Identify, in the records below, every line where the string "JSON" appears, and copy each such line.

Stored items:
>>>
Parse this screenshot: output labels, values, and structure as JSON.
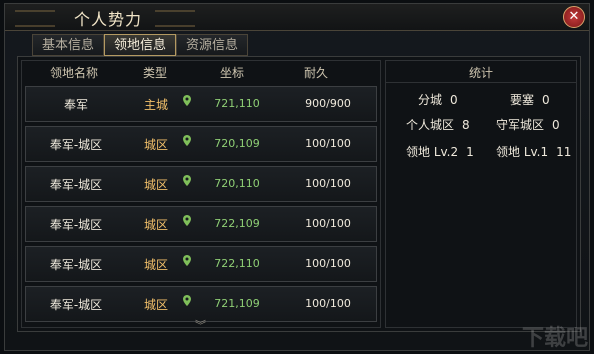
{
  "window": {
    "title": "个人势力"
  },
  "tabs": [
    {
      "label": "基本信息",
      "active": false
    },
    {
      "label": "领地信息",
      "active": true
    },
    {
      "label": "资源信息",
      "active": false
    }
  ],
  "table": {
    "headers": {
      "name": "领地名称",
      "type": "类型",
      "coord": "坐标",
      "durability": "耐久"
    },
    "rows": [
      {
        "name": "奉军",
        "type": "主城",
        "coord": "721,110",
        "durability": "900/900"
      },
      {
        "name": "奉军-城区",
        "type": "城区",
        "coord": "720,109",
        "durability": "100/100"
      },
      {
        "name": "奉军-城区",
        "type": "城区",
        "coord": "720,110",
        "durability": "100/100"
      },
      {
        "name": "奉军-城区",
        "type": "城区",
        "coord": "722,109",
        "durability": "100/100"
      },
      {
        "name": "奉军-城区",
        "type": "城区",
        "coord": "722,110",
        "durability": "100/100"
      },
      {
        "name": "奉军-城区",
        "type": "城区",
        "coord": "721,109",
        "durability": "100/100"
      }
    ],
    "scroll_hint": "︾"
  },
  "stats": {
    "title": "统计",
    "items": [
      {
        "label": "分城",
        "value": "0"
      },
      {
        "label": "要塞",
        "value": "0"
      },
      {
        "label": "个人城区",
        "value": "8"
      },
      {
        "label": "守军城区",
        "value": "0"
      },
      {
        "label": "领地 Lv.2",
        "value": "1"
      },
      {
        "label": "领地 Lv.1",
        "value": "11"
      }
    ]
  },
  "close_label": "✕",
  "watermark": "下载吧"
}
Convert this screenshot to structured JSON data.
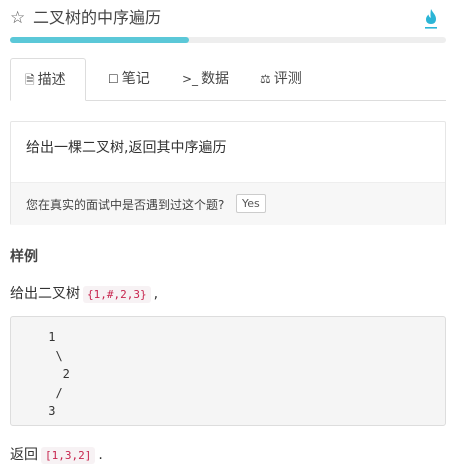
{
  "header": {
    "star_icon": "☆",
    "title": "二叉树的中序遍历",
    "fire_icon": "fire-icon",
    "progress_fraction": 0.41
  },
  "tabs": [
    {
      "label": "描述",
      "icon": "document-icon",
      "glyph": "🗎"
    },
    {
      "label": "笔记",
      "icon": "note-icon",
      "glyph": "☐"
    },
    {
      "label": "数据",
      "icon": "terminal-icon",
      "glyph": ">_"
    },
    {
      "label": "评测",
      "icon": "scale-icon",
      "glyph": "⚖"
    }
  ],
  "description": {
    "text": "给出一棵二叉树,返回其中序遍历",
    "question": "您在真实的面试中是否遇到过这个题?",
    "yes_label": "Yes"
  },
  "example": {
    "heading": "样例",
    "prefix": "给出二叉树",
    "input_code": "{1,#,2,3}",
    "suffix": ",",
    "tree": " 1\n  \\\n   2\n  /\n 3",
    "return_prefix": "返回",
    "return_code": "[1,3,2]",
    "return_suffix": "."
  },
  "colors": {
    "accent": "#5bc8d8",
    "fire": "#2bb5d6",
    "code_text": "#c7254e"
  }
}
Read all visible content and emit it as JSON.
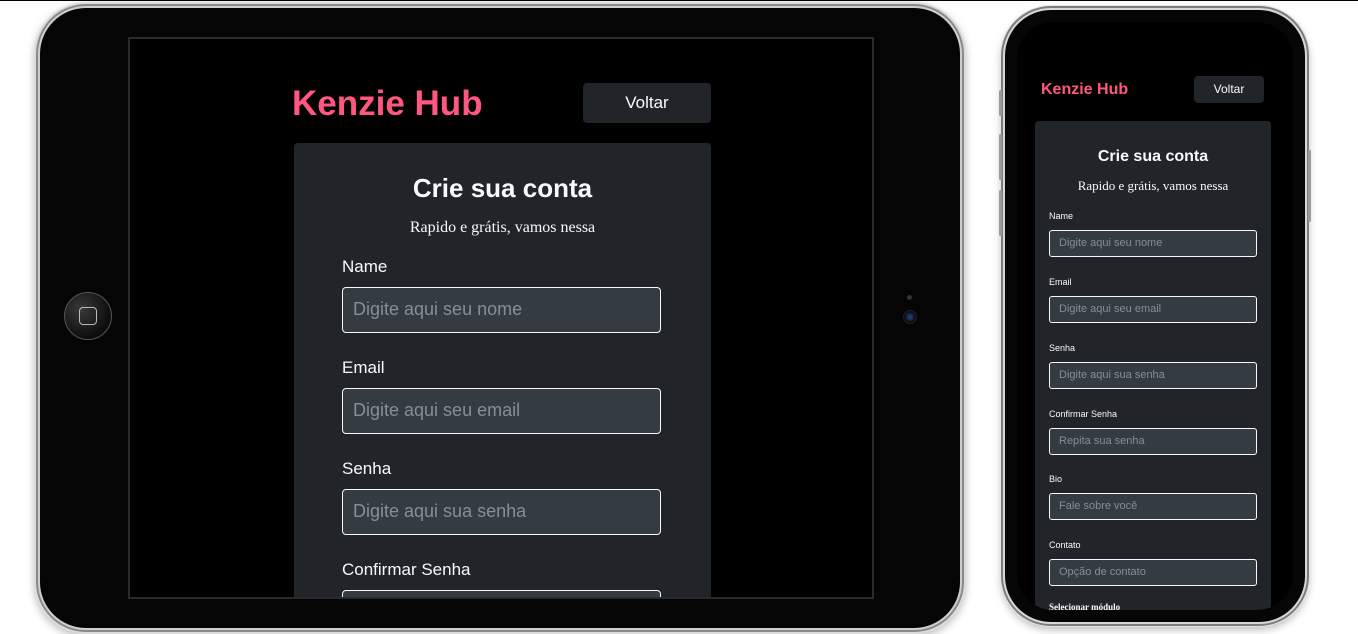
{
  "brand": {
    "logo": "Kenzie Hub",
    "accent": "#ff577f"
  },
  "header": {
    "back_label": "Voltar"
  },
  "form": {
    "title": "Crie sua conta",
    "subtitle": "Rapido e grátis, vamos nessa",
    "fields": [
      {
        "label": "Name",
        "placeholder": "Digite aqui seu nome"
      },
      {
        "label": "Email",
        "placeholder": "Digite aqui seu email"
      },
      {
        "label": "Senha",
        "placeholder": "Digite aqui sua senha"
      },
      {
        "label": "Confirmar Senha",
        "placeholder": "Repita sua senha"
      },
      {
        "label": "Bio",
        "placeholder": "Fale sobre você"
      },
      {
        "label": "Contato",
        "placeholder": "Opção de contato"
      }
    ],
    "module_label": "Selecionar módulo"
  },
  "colors": {
    "background": "#000000",
    "card": "#212529",
    "input_bg": "#343b41",
    "placeholder": "#868e96",
    "text": "#f8f9fa"
  }
}
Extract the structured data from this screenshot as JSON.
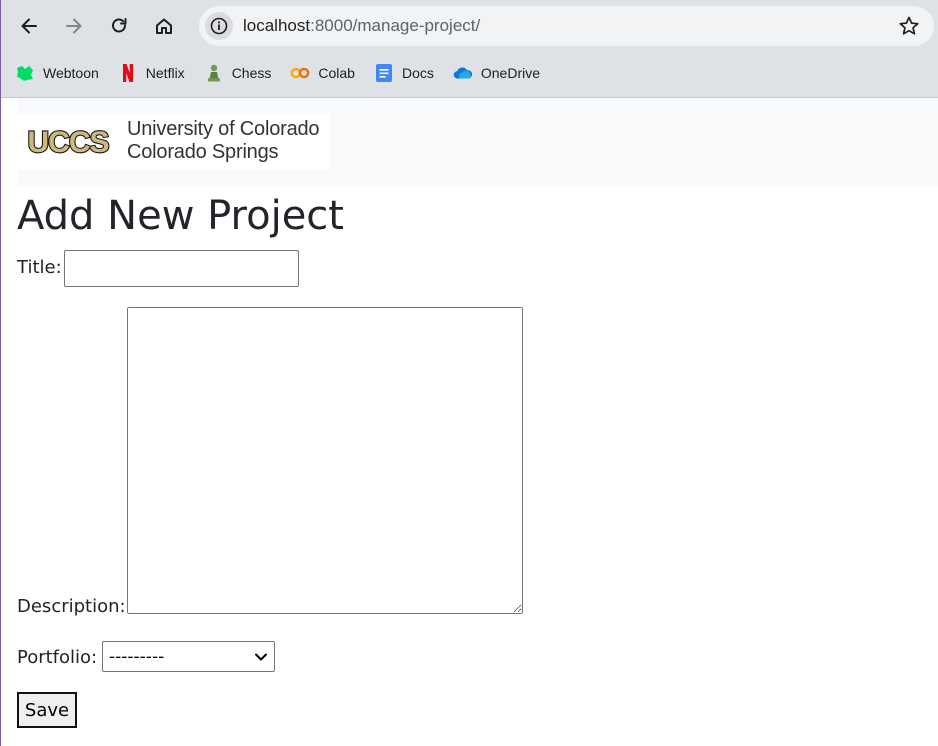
{
  "browser": {
    "url_host": "localhost",
    "url_rest": ":8000/manage-project/",
    "bookmarks": [
      {
        "label": "Webtoon",
        "icon": "webtoon-icon",
        "color": "#00dc64"
      },
      {
        "label": "Netflix",
        "icon": "netflix-icon",
        "color": "#e50914"
      },
      {
        "label": "Chess",
        "icon": "chess-pawn-icon",
        "color": "#769656"
      },
      {
        "label": "Colab",
        "icon": "colab-icon",
        "color": "#f9ab00"
      },
      {
        "label": "Docs",
        "icon": "docs-icon",
        "color": "#4285f4"
      },
      {
        "label": "OneDrive",
        "icon": "onedrive-icon",
        "color": "#0f78d4"
      }
    ]
  },
  "header": {
    "logo_mark": "UCCS",
    "logo_line1": "University of Colorado",
    "logo_line2": "Colorado Springs"
  },
  "form": {
    "page_title": "Add New Project",
    "title_label": "Title:",
    "title_value": "",
    "description_label": "Description:",
    "description_value": "",
    "portfolio_label": "Portfolio:",
    "portfolio_selected": "---------",
    "save_label": "Save"
  }
}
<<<
**RESULT OF THIS EXERCISE:**
Parse this screenshot: output labels, values, and structure as JSON.
Convert this screenshot to structured JSON data.
Read all visible content and emit it as JSON.
Extract the structured data from this screenshot as JSON.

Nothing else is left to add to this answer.